The companies are among the lot that had been delisted and shifted to the OTC (over-the-counter) market in 2009 because of their non-functional status.

After so long, the Dhaka Stock Exchange (DSE) says it is unable to track down six of the companies. The Financial Express, however, could not find profiles of 10 companies on the exchange's website.

Ten other companies are listed in the OTC market of the Chittagong Stock Exchange (CSE).

Most of OTC companies had become public during the heyday of the market ahead of the 1996 crash, when it was buoyant for abnormal price appreciations of stocks.

Looking back, Md Shakil Rizvi, a former DSE president, said most of these companies had ill intention and that investors had been deceived into purchasing their shares.

"The then commission transferred those non-performing companies to the OTC market to keep those out of public eye," said Mr Rizvi.

Of the 29 companies, only Jessore Cement has undertaken an exit plan and deposited Tk 75 million into the DSE account to buy back shares from general investors.

Individual investors held 39.77 per cent shares in the once cement manufacturing business.

DSE officials said the company had repurchased more than 70 per cent of the public holdings.

Another company Arbee Textiles has also come up with a share buyback plan.

According to a DSE official, who spoke on condition of anonymity, sponsor-directors hold majority of the shares in Arbee Textiles and that it will start the buyback process soon.

M. Shaifur Rahman Mazumdar, managing director of the premier bourse, said a DSE team had been working to facilitate the companies' exit. "The execution of exit plans of three companies is at advanced stage."

A senior official of the CSE said the authorities were trying to trace companies that had been instructed to exit the market by paying back investors' dues.

How to exit the market

Before asking the OTC listed companies to exit, the Bangladesh Securities and Exchange Commission (BSEC) issued guidelines in December 2020 on the process to be followed to exit the market.
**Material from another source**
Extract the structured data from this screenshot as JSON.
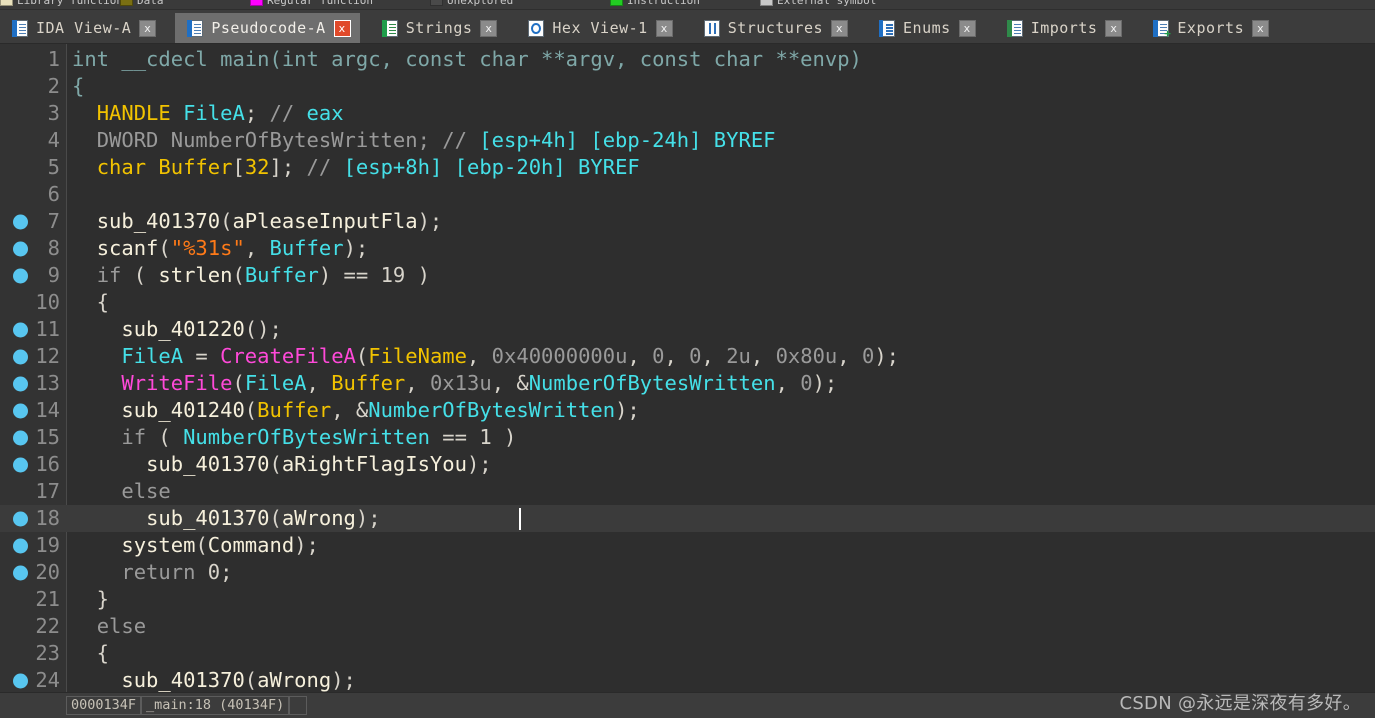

As per the directive, the offer price for share buyback should be same as the face value of each share, or issue price at the time of the initial public offering, or the closing price on the day of delisting or the net asset value (NAV) per share as per the last audited financial statement, or the volume weighted average price for one year to the day of trade suspension, or the date of delisting, whichever is higher.

The offer price for buying back securities under an exit plan shall be at least equivalent to the face value in case the securities traded below the par or face value, subject to the approval of the commission.

Companies delisted from the main board, or delisted securities trading at the OTC market, or delisted securities trading at ATB (alternative trading board), will be allowed to leave the market.

They can apply for exit on the ground that they have not been in operation for more than two years, or have incurred loss for three consecutive years, or their accumulated loss or debit balance of retained earnings exceeded paid-up capital or they have failed to declare any cash dividend for three years in a row.

How to ensure investors get their money back

Shareholding positions and latest trade prices of 19 companies are available on the DSE website. How much the companies owe to general investors can be assessed, given the regulatory directive on the offer price for share buyback.

According to the prime bourse, individual investors hold shares amounting to 5.42 per cent-66.67 per cent in 19 companies.

As per the BSEC directive, the companies will require around Tk 2.28 million to Tk 95.45 million to pay off dues to the investors. So, the aggregate amount required to repurchase stakes of public investors in the companies comes around Tk 345.37 million.

Dr. Ahsan H. Mansur, executive director of the Policy Research Institute (PRI), said the securities regulator should accelerate the liquidation process of the companies to pay back investors' money.

"To ensure that investors get minimum benefits, the securities regulator should form a standing committee on an urgent basis. Otherwise, the remaining assets of the companies will be squeezed out by the sponsors," he added.

Former DSE president Shakil Rizvi said some of the companies had lands in prime locations, which became pricier with time.

"As part of the liquidation process, the companies, which are at stake, should be categorized in an effort to pay back investors' money, selling out the lands."

On the deadline for exit, BSEC executive director Mohammad Rezaul Karim said sometimes issuers seek extension of the deadline set, which is why "we did not give any deadline". The BSEC will intensify monitoring to make sure that the companies make an exit quickly, he said.

[email protected]

Share if you like